WHAT THIS TASK INVOLVES -
Print the data once more, exactly as given. Drop the pictures.

(Stored items)
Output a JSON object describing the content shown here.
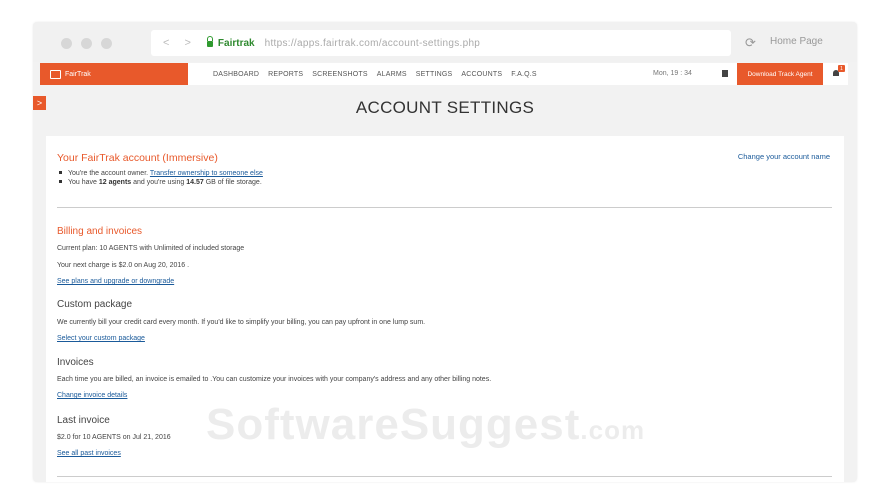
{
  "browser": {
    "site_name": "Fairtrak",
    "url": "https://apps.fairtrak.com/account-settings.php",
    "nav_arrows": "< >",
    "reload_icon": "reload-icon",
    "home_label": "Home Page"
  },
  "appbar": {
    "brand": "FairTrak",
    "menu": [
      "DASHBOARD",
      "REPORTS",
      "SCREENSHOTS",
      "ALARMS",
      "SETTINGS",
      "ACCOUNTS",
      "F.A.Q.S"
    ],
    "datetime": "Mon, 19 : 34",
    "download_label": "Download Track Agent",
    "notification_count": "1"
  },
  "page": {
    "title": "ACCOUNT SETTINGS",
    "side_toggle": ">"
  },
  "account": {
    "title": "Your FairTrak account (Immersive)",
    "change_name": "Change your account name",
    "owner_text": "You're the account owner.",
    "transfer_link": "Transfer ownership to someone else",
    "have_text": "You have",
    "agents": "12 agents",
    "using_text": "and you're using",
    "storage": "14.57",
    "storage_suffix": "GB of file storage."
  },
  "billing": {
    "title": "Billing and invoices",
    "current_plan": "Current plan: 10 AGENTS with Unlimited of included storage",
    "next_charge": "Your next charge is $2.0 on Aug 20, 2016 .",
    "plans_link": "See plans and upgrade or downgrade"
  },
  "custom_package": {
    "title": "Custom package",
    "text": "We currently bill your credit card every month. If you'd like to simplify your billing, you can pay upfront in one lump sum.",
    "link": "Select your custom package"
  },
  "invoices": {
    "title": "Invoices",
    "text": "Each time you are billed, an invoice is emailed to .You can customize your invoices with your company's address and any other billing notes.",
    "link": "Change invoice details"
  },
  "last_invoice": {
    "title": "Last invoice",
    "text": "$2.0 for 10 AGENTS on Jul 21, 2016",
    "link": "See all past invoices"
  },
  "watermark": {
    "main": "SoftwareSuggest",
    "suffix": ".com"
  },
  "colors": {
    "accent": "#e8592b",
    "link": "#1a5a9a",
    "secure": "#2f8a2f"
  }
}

EXERCISE ANSWER -
Output a JSON object describing the content shown here.
{
  "browser": {
    "site_name": "Fairtrak",
    "url": "https://apps.fairtrak.com/account-settings.php",
    "nav_arrows": "< >",
    "reload_icon": "reload-icon",
    "home_label": "Home Page"
  },
  "appbar": {
    "brand": "FairTrak",
    "menu": [
      "DASHBOARD",
      "REPORTS",
      "SCREENSHOTS",
      "ALARMS",
      "SETTINGS",
      "ACCOUNTS",
      "F.A.Q.S"
    ],
    "datetime": "Mon, 19 : 34",
    "download_label": "Download Track Agent",
    "notification_count": "1"
  },
  "page": {
    "title": "ACCOUNT SETTINGS",
    "side_toggle": ">"
  },
  "account": {
    "title": "Your FairTrak account (Immersive)",
    "change_name": "Change your account name",
    "owner_text": "You're the account owner.",
    "transfer_link": "Transfer ownership to someone else",
    "have_text": "You have",
    "agents": "12 agents",
    "using_text": "and you're using",
    "storage": "14.57",
    "storage_suffix": "GB of file storage."
  },
  "billing": {
    "title": "Billing and invoices",
    "current_plan": "Current plan: 10 AGENTS with Unlimited of included storage",
    "next_charge": "Your next charge is $2.0 on Aug 20, 2016 .",
    "plans_link": "See plans and upgrade or downgrade"
  },
  "custom_package": {
    "title": "Custom package",
    "text": "We currently bill your credit card every month. If you'd like to simplify your billing, you can pay upfront in one lump sum.",
    "link": "Select your custom package"
  },
  "invoices": {
    "title": "Invoices",
    "text": "Each time you are billed, an invoice is emailed to .You can customize your invoices with your company's address and any other billing notes.",
    "link": "Change invoice details"
  },
  "last_invoice": {
    "title": "Last invoice",
    "text": "$2.0 for 10 AGENTS on Jul 21, 2016",
    "link": "See all past invoices"
  },
  "watermark": {
    "main": "SoftwareSuggest",
    "suffix": ".com"
  },
  "colors": {
    "accent": "#e8592b",
    "link": "#1a5a9a",
    "secure": "#2f8a2f"
  }
}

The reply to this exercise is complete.